Many of the local lakes and lagoons, including Penstock lagoon and the Great Lake, were part of the World Fly Fishing championships of 1988 and 2012. Little Pine Lagoon has been described as Tasmania's premier fly fishing water location. The geographic centre of Tasmania is located on the western shore of the lagoon.

The section of the Highland Lakes Road to nearby Liawenee was sealed during 2015. The upper section to the Breona locality was completed in April 2019.

The area is subject to summer bushfires. The Miena shack community was evacuated in January 2019[6], as fires crossed Barren Tier and the Great Pine Tier. One house near Miena was destroyed. Warnings were issued for nearby Tods Corner, Penstock Lagoon, Liawenee and Shannon.

Climate[edit]

Miena has an altitude-influenced subpolar oceanic climate (Köppen: Cfc)—a classification quite unusual for an Australian town, being climatically very close to other towns with subpolar oceanic climates; especially southern South America, in cities such as Punta Arenas. Miena is one of the coldest non-alpine locations in Australia. Measurable snowfall averages 40–50 days per year, and can fall in any month.[citation needed] This can cause occasional road closures in the area, even in summer.
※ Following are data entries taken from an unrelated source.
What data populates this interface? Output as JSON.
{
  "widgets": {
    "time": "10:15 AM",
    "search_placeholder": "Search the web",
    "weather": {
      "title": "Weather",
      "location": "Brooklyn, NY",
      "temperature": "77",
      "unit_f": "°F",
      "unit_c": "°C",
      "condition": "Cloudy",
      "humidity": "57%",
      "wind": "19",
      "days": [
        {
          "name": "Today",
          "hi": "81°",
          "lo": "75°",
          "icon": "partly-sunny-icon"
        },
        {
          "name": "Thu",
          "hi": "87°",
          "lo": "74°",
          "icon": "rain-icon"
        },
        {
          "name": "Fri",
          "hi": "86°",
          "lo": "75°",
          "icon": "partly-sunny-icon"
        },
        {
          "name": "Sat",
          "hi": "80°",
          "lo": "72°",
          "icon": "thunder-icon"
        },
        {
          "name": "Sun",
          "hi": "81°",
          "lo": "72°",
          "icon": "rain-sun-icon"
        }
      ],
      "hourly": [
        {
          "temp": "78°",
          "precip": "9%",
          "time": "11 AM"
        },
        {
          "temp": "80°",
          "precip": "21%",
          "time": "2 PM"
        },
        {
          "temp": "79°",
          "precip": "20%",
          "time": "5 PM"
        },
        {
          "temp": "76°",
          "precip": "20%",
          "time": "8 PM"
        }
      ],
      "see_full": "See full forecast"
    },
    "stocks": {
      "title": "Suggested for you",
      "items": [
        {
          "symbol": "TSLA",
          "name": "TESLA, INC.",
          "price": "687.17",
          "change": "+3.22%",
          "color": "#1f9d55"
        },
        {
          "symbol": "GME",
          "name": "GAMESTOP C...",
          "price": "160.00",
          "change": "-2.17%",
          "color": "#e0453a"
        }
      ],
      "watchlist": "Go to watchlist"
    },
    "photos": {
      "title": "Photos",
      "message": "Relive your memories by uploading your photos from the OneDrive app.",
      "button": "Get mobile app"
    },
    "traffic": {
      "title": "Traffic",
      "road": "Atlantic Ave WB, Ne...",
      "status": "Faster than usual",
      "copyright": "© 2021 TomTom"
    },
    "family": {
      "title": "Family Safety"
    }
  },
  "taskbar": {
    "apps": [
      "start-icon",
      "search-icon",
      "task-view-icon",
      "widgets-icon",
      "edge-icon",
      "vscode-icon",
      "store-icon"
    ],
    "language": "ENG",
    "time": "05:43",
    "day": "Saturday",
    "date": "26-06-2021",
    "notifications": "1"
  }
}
Climate data for Miena, TAS (Miena Dam [>1889]); 1,052 m AMSL; 41° 59' 23.64" S
Month Jan Feb Mar Apr May Jun Jul Aug Sep Oct Nov Dec Year
Average high °C (°F) 15.4
(59.7)
16.3
(61.3)
14.0
(57.2)
10.8
(51.4)
8.0
(46.4)
5.4
(41.7)
4.3
(39.7)
5.3
(41.5)
7.5
(45.5)
9.7
(49.5)
12.2
(54.0)
14.8
(58.6)
10.3
(50.5)
Daily mean °C (°F) 10.1
(50.2)
10.9
(51.6)
8.9
(48.0)
6.5
(43.7)
4.2
(39.6)
2.2
(36.0)
1.3
(34.3)
1.9
(35.4)
3.7
(38.7)
5.4
(41.7)
7.4
(45.3)
9.5
(49.1)
6.0
(42.8)
Average low °C (°F) 4.8
(40.6)
5.5
(41.9)
3.7
(38.7)
2.1
(35.8)
0.4
(32.7)
−1.1
(30.0)
−1.8
(28.8)
−1.6
(29.1)
−0.2
(31.6)
1.1
(34.0)
2.6
(36.7)
4.2
(39.6)
1.6
(35.0)
Average precipitation mm (inches) 52.2
(2.06)
47.0
(1.85)
55.3
(2.18)
65.8
(2.59)
74.0
(2.91)
76.6
(3.02)
86.3
(3.40)
88.5
(3.48)
80.7
(3.18)
76.1
(3.00)
63.8
(2.51)
64.6
(2.54)
830.9
(32.72)
Average precipitation days 11.4 9.7 12.6 15.5 18.1 18.8 21.1 20.4 18.9 17.6 15.0 13.2 192.3
Source: Australian Bureau of Meteorology[2]

References[edit]
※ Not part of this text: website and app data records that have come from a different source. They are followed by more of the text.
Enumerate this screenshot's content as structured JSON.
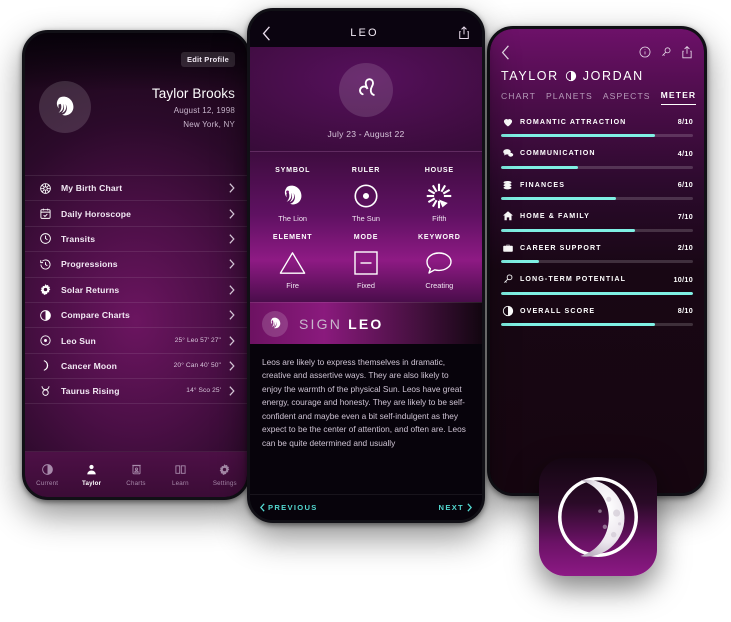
{
  "colors": {
    "accent_teal": "#7ff0e4",
    "accent_link": "#53d8d0",
    "magenta": "#8e1a84",
    "deep_purple": "#4a0d4b",
    "dark_bg": "#07030b"
  },
  "left_phone": {
    "edit_profile_label": "Edit Profile",
    "profile": {
      "name": "Taylor Brooks",
      "birthdate": "August 12, 1998",
      "location": "New York, NY",
      "avatar_icon": "lion-icon"
    },
    "menu": [
      {
        "icon": "birth-chart-wheel-icon",
        "label": "My Birth Chart",
        "value": ""
      },
      {
        "icon": "calendar-check-icon",
        "label": "Daily Horoscope",
        "value": ""
      },
      {
        "icon": "clock-icon",
        "label": "Transits",
        "value": ""
      },
      {
        "icon": "clock-rewind-icon",
        "label": "Progressions",
        "value": ""
      },
      {
        "icon": "sun-gear-icon",
        "label": "Solar Returns",
        "value": ""
      },
      {
        "icon": "half-circle-icon",
        "label": "Compare Charts",
        "value": ""
      },
      {
        "icon": "sun-icon",
        "label": "Leo Sun",
        "value": "25° Leo 57' 27\""
      },
      {
        "icon": "moon-icon",
        "label": "Cancer Moon",
        "value": "20° Can 40' 50\""
      },
      {
        "icon": "taurus-icon",
        "label": "Taurus Rising",
        "value": "14° Sco 25'"
      }
    ],
    "tabs": [
      {
        "icon": "moon-phase-icon",
        "label": "Current",
        "active": false
      },
      {
        "icon": "person-icon",
        "label": "Taylor",
        "active": true
      },
      {
        "icon": "charts-icon",
        "label": "Charts",
        "active": false
      },
      {
        "icon": "book-icon",
        "label": "Learn",
        "active": false
      },
      {
        "icon": "gear-icon",
        "label": "Settings",
        "active": false
      }
    ]
  },
  "mid_phone": {
    "nav": {
      "back_icon": "chevron-left-icon",
      "title": "LEO",
      "share_icon": "share-icon"
    },
    "hero": {
      "glyph_icon": "leo-glyph-icon",
      "dates": "July 23 - August 22"
    },
    "attributes": [
      {
        "label": "SYMBOL",
        "icon": "lion-icon",
        "value": "The Lion"
      },
      {
        "label": "RULER",
        "icon": "sun-icon",
        "value": "The Sun"
      },
      {
        "label": "HOUSE",
        "icon": "house-wheel-icon",
        "value": "Fifth"
      },
      {
        "label": "ELEMENT",
        "icon": "fire-triangle-icon",
        "value": "Fire"
      },
      {
        "label": "MODE",
        "icon": "fixed-square-icon",
        "value": "Fixed"
      },
      {
        "label": "KEYWORD",
        "icon": "speech-bubble-icon",
        "value": "Creating"
      }
    ],
    "banner": {
      "icon": "lion-icon",
      "prefix": "SIGN",
      "name": "LEO"
    },
    "description": "Leos are likely to express themselves in dramatic, creative and assertive ways. They are also likely to enjoy the warmth of the physical Sun. Leos have great energy, courage and honesty. They are likely to be self-confident and maybe even a bit self-indulgent as they expect to be the center of attention, and often are. Leos can be quite determined and usually",
    "footer": {
      "previous": "PREVIOUS",
      "next": "NEXT"
    }
  },
  "right_phone": {
    "nav": {
      "back_icon": "chevron-left-icon",
      "icons": [
        "info-icon",
        "key-icon",
        "share-icon"
      ]
    },
    "title_left": "TAYLOR",
    "title_icon": "half-circle-icon",
    "title_right": "JORDAN",
    "tabs": [
      {
        "label": "CHART",
        "active": false
      },
      {
        "label": "PLANETS",
        "active": false
      },
      {
        "label": "ASPECTS",
        "active": false
      },
      {
        "label": "METER",
        "active": true
      }
    ],
    "meters": [
      {
        "icon": "heart-icon",
        "label": "ROMANTIC ATTRACTION",
        "score": "8/10",
        "value": 8,
        "max": 10
      },
      {
        "icon": "chat-bubbles-icon",
        "label": "COMMUNICATION",
        "score": "4/10",
        "value": 4,
        "max": 10
      },
      {
        "icon": "coins-icon",
        "label": "FINANCES",
        "score": "6/10",
        "value": 6,
        "max": 10
      },
      {
        "icon": "home-icon",
        "label": "HOME & FAMILY",
        "score": "7/10",
        "value": 7,
        "max": 10
      },
      {
        "icon": "briefcase-icon",
        "label": "CAREER SUPPORT",
        "score": "2/10",
        "value": 2,
        "max": 10
      },
      {
        "icon": "key-icon",
        "label": "LONG-TERM POTENTIAL",
        "score": "10/10",
        "value": 10,
        "max": 10
      },
      {
        "icon": "half-circle-icon",
        "label": "OVERALL SCORE",
        "score": "8/10",
        "value": 8,
        "max": 10
      }
    ]
  },
  "app_icon": {
    "name": "crescent-moon-app-icon"
  }
}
  1. ^ a b Australian Bureau of Statistics (27 June 2017). "Miena (State Suburb)". 2016 Census QuickStats. Retrieved 10 December 2017. Edit this at Wikidata
  2. ^ a b "Climate statistics for Miena". Bureau of Meteorology. Retrieved 3 May 2019.
  3. ^ Stancombe, G.H. "Notes on the history of the Central Plateau" (PDF). UTas ePrints.
  4. ^ "The Great Lake Hotel".
  5. ^ Premier Postal History. "Post Office List". Premier Postal Auctions. Retrieved 16 June 2012.
  6. ^ "Bushfire destroys wilderness retreat". ABC News. Retrieved 23 January 2019.